**Records provided**.
--------------------------------

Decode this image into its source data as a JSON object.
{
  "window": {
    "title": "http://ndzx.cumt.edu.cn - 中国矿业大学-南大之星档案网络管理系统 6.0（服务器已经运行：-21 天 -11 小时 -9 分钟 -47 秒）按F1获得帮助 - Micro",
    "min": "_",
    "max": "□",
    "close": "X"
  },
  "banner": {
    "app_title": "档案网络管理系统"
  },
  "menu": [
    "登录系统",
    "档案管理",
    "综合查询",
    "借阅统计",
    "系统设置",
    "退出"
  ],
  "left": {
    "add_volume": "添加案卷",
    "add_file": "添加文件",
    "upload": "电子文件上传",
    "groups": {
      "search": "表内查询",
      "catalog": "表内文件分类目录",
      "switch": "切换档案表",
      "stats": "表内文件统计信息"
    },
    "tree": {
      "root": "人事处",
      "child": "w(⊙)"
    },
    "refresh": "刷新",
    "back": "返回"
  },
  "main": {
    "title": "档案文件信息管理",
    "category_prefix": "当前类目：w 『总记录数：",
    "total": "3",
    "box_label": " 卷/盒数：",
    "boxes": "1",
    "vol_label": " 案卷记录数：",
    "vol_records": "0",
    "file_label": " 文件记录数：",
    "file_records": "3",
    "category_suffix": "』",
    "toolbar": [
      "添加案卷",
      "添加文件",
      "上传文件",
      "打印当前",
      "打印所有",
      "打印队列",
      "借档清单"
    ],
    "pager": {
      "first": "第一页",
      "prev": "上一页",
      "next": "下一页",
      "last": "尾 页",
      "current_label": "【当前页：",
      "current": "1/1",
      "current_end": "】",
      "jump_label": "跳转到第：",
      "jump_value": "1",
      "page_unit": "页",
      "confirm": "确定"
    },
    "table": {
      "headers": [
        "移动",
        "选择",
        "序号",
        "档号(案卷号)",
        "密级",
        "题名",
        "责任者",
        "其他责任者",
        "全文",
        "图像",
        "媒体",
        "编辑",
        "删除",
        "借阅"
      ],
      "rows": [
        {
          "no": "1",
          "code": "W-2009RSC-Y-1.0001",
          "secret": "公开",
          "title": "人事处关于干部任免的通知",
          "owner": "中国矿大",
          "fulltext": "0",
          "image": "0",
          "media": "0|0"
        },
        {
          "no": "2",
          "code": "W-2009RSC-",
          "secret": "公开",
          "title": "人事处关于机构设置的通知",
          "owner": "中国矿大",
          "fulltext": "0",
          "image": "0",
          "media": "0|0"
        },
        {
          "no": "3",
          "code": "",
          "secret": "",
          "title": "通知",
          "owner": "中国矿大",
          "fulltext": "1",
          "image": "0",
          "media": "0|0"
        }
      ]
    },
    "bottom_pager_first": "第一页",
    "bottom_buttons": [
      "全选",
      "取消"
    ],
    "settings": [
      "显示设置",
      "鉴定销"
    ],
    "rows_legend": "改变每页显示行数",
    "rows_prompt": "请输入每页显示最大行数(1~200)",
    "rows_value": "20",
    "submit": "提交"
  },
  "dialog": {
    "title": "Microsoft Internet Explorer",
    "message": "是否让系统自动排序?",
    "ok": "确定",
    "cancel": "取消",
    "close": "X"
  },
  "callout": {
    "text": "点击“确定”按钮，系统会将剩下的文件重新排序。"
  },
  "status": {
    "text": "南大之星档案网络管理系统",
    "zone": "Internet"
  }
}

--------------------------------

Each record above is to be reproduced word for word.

**Output of the task**.
Decode this image into its source data as a JSON object.
{
  "window": {
    "title": "http://ndzx.cumt.edu.cn - 中国矿业大学-南大之星档案网络管理系统 6.0（服务器已经运行：-21 天 -11 小时 -9 分钟 -47 秒）按F1获得帮助 - Micro",
    "min": "_",
    "max": "□",
    "close": "X"
  },
  "banner": {
    "app_title": "档案网络管理系统"
  },
  "menu": [
    "登录系统",
    "档案管理",
    "综合查询",
    "借阅统计",
    "系统设置",
    "退出"
  ],
  "left": {
    "add_volume": "添加案卷",
    "add_file": "添加文件",
    "upload": "电子文件上传",
    "groups": {
      "search": "表内查询",
      "catalog": "表内文件分类目录",
      "switch": "切换档案表",
      "stats": "表内文件统计信息"
    },
    "tree": {
      "root": "人事处",
      "child": "w(⊙)"
    },
    "refresh": "刷新",
    "back": "返回"
  },
  "main": {
    "title": "档案文件信息管理",
    "category_prefix": "当前类目：w 『总记录数：",
    "total": "3",
    "box_label": " 卷/盒数：",
    "boxes": "1",
    "vol_label": " 案卷记录数：",
    "vol_records": "0",
    "file_label": " 文件记录数：",
    "file_records": "3",
    "category_suffix": "』",
    "toolbar": [
      "添加案卷",
      "添加文件",
      "上传文件",
      "打印当前",
      "打印所有",
      "打印队列",
      "借档清单"
    ],
    "pager": {
      "first": "第一页",
      "prev": "上一页",
      "next": "下一页",
      "last": "尾 页",
      "current_label": "【当前页：",
      "current": "1/1",
      "current_end": "】",
      "jump_label": "跳转到第：",
      "jump_value": "1",
      "page_unit": "页",
      "confirm": "确定"
    },
    "table": {
      "headers": [
        "移动",
        "选择",
        "序号",
        "档号(案卷号)",
        "密级",
        "题名",
        "责任者",
        "其他责任者",
        "全文",
        "图像",
        "媒体",
        "编辑",
        "删除",
        "借阅"
      ],
      "rows": [
        {
          "no": "1",
          "code": "W-2009RSC-Y-1.0001",
          "secret": "公开",
          "title": "人事处关于干部任免的通知",
          "owner": "中国矿大",
          "fulltext": "0",
          "image": "0",
          "media": "0|0"
        },
        {
          "no": "2",
          "code": "W-2009RSC-",
          "secret": "公开",
          "title": "人事处关于机构设置的通知",
          "owner": "中国矿大",
          "fulltext": "0",
          "image": "0",
          "media": "0|0"
        },
        {
          "no": "3",
          "code": "",
          "secret": "",
          "title": "通知",
          "owner": "中国矿大",
          "fulltext": "1",
          "image": "0",
          "media": "0|0"
        }
      ]
    },
    "bottom_pager_first": "第一页",
    "bottom_buttons": [
      "全选",
      "取消"
    ],
    "settings": [
      "显示设置",
      "鉴定销"
    ],
    "rows_legend": "改变每页显示行数",
    "rows_prompt": "请输入每页显示最大行数(1~200)",
    "rows_value": "20",
    "submit": "提交"
  },
  "dialog": {
    "title": "Microsoft Internet Explorer",
    "message": "是否让系统自动排序?",
    "ok": "确定",
    "cancel": "取消",
    "close": "X"
  },
  "callout": {
    "text": "点击“确定”按钮，系统会将剩下的文件重新排序。"
  },
  "status": {
    "text": "南大之星档案网络管理系统",
    "zone": "Internet"
  }
}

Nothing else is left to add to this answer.